Beautiful and fragrant rose bushes in full bloom are one of the highlights of the warmer months. You have probably heard the expression “stop and smell the roses” many times before.
While this phrase means to take a moment to appreciate the beauty around you, which roses certainly represent, actually smelling roses offers many health benefits.
The use of roses for aromatherapy dates back many centuries. Some historians theorize that rose water and rose oil were first distilled in Persia around the 10th century. The cultivation of roses is thought to have occurred as early as 5,000 years ago in China. However, even before that, our ancestors could take a stroll through woodlands filled with rosebushes and reap their aromatic benefits.
Aromatherapy is a time-honored tradition because of the connection between sense of smell and the limbic system of the brain, which controls emotion and long-memories, among other functions. This is why a familiar scent can bring such a strong and vivid connection to a memory of a person, place or event, even if it occurred decades ago.
The colloquial meaning of “stop and smell the roses” is not far from the aromatherapeutic properties of roses themselves. Smelling these sweet flowers has been linked to uplifting mood, soothing anxiety and depression symptoms, balancing hormones, lowering blood pressure, relieving headaches, slowing the rate of breath and generally creating a sense of happiness and harmony.
The aroma of roses is also closely tied with aphrodisiac effects. It may also help to promote a more restful sleep and uplifting dreams when enjoyed before bedtime.
One way to gain the aromatherapy benefits of roses, besides smelling the actual flowers themselves, is to add a drop of rose essential oil into a diffuser, or combine it with a base oil such as organic, extra virgin coconut oil and using it in a massage.
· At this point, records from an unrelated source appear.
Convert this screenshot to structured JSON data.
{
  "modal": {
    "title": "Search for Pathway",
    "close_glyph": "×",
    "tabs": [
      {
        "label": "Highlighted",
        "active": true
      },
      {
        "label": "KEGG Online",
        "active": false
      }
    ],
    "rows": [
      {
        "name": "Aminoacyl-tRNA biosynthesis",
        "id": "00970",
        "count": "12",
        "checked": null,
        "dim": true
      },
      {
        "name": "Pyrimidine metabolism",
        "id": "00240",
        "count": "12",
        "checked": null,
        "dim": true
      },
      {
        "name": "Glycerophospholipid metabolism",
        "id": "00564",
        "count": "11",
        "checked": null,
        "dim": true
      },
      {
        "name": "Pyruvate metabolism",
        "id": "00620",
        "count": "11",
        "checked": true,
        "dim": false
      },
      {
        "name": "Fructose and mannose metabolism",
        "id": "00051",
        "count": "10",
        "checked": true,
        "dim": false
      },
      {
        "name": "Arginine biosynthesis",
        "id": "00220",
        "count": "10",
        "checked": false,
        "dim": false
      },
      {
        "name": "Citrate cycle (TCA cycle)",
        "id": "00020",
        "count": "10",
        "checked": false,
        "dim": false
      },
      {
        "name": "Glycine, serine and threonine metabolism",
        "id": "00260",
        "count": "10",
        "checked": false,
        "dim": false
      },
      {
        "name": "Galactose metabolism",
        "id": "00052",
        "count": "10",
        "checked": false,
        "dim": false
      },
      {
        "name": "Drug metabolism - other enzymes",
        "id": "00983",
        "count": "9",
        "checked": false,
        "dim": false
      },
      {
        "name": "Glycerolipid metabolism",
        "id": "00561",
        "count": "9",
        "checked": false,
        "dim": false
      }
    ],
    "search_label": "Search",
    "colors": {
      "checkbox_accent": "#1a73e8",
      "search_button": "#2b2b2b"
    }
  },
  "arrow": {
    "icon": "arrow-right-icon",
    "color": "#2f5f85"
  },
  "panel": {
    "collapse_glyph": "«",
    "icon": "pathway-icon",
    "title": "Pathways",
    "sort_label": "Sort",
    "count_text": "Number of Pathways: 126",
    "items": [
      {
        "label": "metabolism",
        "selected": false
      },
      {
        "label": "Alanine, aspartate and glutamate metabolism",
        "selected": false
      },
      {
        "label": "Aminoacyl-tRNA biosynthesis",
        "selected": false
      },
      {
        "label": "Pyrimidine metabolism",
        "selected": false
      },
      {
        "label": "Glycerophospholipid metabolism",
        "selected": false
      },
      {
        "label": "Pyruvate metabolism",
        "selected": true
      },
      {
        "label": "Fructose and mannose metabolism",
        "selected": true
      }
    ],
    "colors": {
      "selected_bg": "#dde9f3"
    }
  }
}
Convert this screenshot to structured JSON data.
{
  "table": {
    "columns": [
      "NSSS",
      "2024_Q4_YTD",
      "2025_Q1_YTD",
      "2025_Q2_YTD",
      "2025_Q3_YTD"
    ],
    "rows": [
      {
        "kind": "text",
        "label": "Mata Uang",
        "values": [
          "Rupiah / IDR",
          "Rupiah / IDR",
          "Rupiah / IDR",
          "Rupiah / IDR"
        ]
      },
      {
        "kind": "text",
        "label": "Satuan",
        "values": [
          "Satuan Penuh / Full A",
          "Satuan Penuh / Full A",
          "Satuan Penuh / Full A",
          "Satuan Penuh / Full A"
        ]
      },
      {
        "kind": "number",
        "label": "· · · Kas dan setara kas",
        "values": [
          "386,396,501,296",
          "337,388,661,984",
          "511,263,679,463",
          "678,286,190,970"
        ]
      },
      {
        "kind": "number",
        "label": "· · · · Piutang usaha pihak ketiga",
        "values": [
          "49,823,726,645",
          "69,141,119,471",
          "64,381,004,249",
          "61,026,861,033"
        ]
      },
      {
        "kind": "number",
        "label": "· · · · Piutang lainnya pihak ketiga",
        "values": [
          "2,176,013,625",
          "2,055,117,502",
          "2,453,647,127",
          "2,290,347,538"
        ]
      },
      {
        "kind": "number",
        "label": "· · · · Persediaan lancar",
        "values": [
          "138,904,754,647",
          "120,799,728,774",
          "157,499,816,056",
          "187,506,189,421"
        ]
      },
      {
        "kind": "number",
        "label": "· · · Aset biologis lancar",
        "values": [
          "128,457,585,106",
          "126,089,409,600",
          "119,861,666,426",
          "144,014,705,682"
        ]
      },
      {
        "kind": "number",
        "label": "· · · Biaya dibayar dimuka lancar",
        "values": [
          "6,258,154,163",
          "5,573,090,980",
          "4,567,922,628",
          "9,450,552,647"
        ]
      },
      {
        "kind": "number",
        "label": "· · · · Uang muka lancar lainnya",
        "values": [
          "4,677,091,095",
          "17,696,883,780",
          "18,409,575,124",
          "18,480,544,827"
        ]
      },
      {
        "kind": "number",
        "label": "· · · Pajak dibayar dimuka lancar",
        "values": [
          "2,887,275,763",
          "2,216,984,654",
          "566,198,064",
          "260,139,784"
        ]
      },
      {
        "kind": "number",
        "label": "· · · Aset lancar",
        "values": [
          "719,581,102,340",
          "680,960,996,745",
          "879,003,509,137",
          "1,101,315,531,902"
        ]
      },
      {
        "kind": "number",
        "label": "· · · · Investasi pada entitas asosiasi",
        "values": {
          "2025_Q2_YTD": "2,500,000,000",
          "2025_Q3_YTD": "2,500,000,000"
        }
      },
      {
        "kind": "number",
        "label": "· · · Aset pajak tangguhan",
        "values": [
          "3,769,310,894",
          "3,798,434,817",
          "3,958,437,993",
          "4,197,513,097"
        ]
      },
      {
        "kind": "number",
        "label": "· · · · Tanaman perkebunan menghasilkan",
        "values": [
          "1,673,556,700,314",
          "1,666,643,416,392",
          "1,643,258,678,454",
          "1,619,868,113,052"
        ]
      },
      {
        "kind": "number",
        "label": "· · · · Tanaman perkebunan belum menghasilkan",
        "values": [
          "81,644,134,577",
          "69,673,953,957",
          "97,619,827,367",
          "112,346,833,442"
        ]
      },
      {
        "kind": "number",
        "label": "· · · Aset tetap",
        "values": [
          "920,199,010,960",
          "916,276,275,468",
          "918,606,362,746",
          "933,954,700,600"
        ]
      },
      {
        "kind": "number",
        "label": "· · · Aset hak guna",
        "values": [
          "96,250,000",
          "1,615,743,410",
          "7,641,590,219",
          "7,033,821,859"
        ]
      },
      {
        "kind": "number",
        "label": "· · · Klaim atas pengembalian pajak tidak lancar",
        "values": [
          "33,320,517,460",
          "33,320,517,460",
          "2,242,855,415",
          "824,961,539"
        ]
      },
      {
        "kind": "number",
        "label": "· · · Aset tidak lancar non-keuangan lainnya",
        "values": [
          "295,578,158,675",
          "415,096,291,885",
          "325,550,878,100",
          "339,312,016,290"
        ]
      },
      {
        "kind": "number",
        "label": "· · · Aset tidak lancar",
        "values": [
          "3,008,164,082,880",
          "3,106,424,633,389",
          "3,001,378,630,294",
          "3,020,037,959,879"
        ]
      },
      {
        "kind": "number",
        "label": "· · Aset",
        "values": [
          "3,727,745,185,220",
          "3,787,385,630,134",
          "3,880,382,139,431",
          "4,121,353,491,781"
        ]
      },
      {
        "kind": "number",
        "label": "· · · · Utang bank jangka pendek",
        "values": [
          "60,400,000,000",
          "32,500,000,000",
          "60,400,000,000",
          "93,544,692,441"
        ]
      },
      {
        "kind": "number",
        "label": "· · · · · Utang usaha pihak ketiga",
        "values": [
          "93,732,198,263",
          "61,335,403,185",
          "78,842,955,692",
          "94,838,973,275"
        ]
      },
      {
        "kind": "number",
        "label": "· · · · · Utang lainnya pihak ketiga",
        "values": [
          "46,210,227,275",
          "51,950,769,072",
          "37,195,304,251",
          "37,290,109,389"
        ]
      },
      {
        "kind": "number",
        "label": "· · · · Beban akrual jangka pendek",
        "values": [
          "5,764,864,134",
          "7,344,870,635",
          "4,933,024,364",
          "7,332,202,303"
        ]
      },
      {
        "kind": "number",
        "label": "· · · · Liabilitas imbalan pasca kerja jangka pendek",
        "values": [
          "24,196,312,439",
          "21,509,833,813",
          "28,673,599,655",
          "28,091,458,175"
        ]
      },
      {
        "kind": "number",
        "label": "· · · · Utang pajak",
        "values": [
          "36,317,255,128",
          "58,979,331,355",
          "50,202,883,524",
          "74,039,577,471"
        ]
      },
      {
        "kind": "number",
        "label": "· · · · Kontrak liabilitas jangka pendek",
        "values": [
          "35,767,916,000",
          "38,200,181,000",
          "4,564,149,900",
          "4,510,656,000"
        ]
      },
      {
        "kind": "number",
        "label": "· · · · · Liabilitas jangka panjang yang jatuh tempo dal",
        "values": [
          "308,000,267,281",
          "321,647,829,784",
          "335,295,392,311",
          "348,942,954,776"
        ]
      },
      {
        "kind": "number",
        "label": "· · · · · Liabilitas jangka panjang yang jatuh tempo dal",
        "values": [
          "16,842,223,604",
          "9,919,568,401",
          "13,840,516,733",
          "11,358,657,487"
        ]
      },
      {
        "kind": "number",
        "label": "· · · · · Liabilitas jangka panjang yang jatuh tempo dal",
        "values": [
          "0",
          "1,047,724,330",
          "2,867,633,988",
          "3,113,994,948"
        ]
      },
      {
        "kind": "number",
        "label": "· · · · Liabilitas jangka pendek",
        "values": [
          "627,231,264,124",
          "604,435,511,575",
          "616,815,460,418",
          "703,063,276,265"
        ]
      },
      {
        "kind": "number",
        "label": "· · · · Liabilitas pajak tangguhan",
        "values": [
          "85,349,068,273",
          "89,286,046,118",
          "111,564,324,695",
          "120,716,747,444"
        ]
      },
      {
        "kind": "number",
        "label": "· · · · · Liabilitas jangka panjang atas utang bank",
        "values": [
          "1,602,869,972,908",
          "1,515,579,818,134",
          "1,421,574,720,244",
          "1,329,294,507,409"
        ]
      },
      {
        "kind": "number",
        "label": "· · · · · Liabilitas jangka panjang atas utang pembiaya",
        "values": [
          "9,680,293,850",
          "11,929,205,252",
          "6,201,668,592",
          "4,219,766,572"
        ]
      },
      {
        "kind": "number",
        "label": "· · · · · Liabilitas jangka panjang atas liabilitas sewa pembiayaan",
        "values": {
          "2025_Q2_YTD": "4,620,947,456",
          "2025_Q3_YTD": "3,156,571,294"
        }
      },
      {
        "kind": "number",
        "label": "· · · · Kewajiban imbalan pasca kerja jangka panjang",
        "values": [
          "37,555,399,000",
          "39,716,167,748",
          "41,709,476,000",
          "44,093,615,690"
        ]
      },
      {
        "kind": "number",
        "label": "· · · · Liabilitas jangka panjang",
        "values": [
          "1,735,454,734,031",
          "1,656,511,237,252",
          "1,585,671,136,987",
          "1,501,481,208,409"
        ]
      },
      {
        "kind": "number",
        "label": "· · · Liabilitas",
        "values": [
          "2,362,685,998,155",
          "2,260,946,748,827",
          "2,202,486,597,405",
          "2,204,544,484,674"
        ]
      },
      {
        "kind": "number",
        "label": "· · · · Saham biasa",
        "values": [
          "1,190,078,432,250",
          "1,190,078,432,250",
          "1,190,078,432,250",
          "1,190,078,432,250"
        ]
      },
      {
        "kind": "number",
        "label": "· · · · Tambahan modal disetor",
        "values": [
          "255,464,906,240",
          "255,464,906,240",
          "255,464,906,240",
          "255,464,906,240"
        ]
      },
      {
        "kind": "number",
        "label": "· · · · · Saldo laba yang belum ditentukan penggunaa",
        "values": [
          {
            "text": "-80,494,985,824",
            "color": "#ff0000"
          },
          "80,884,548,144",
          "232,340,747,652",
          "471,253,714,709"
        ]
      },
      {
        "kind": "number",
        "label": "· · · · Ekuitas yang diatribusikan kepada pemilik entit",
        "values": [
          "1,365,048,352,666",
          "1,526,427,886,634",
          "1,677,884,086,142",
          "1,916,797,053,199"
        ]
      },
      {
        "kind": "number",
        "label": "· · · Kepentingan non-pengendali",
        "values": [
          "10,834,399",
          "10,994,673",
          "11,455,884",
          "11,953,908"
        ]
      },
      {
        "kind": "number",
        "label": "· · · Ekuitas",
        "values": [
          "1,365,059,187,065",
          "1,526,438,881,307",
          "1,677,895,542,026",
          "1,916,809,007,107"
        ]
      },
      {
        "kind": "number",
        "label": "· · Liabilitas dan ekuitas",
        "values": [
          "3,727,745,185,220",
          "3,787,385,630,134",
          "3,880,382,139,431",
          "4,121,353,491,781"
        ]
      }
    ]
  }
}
Rose essential oil is usually steam distilled from Damascus roses, which are considered to be the most fragrant.
When used topically, this oil can also contribute to youthful, healthy skin and fade scarring. It is sometimes diluted and taken internally, and offers antibacterial, antiviral and other properties, however, we highly recommend speaking to a natural health professional before going this route, and making sure the essential oil you have is pure and food grade if you do so.
The issue with rose essential oil is that it can be very pricey, as it takes a great number of roses to produce just a little bit of oil. It is also often imitated by synthetic imposters, so unless you know your source, it is easy to be duped by a fake rose oil. If you don’t want to invest the money in purchasing a pure, certified rose oil, one solution is to make your own version, although it will not be as potent.
To make a rose oil, start with a clean glass mason jar (boil in water to sterilize), and add one part fresh rose petals (making sure your roses are grown without pesticides or herbicides) to two parts organic grapeseed oil. Close the jar, leave it in a sunny spot for a few days until petals just begin to brown. Finally, strain the liquid and enjoy the aroma.
Another way to enjoy roses is organic rose hip tea. This herbal tea is chock-full of vitamins A, C and E, the essential mineral zinc, and an array of antioxidants including flavonoids and tannins which work to reduce system-wide inflammation and boost the immune system. Prepare a steaming cup, slowly breathe the aroma while waiting for it to cool, then sip and savor.
Or, you could celebrate the benefits of these beautiful flowers in the simplest, most natural way possible: lean over a fragrant, blooming rose, breathe deep and smile.
-The Alternative Daily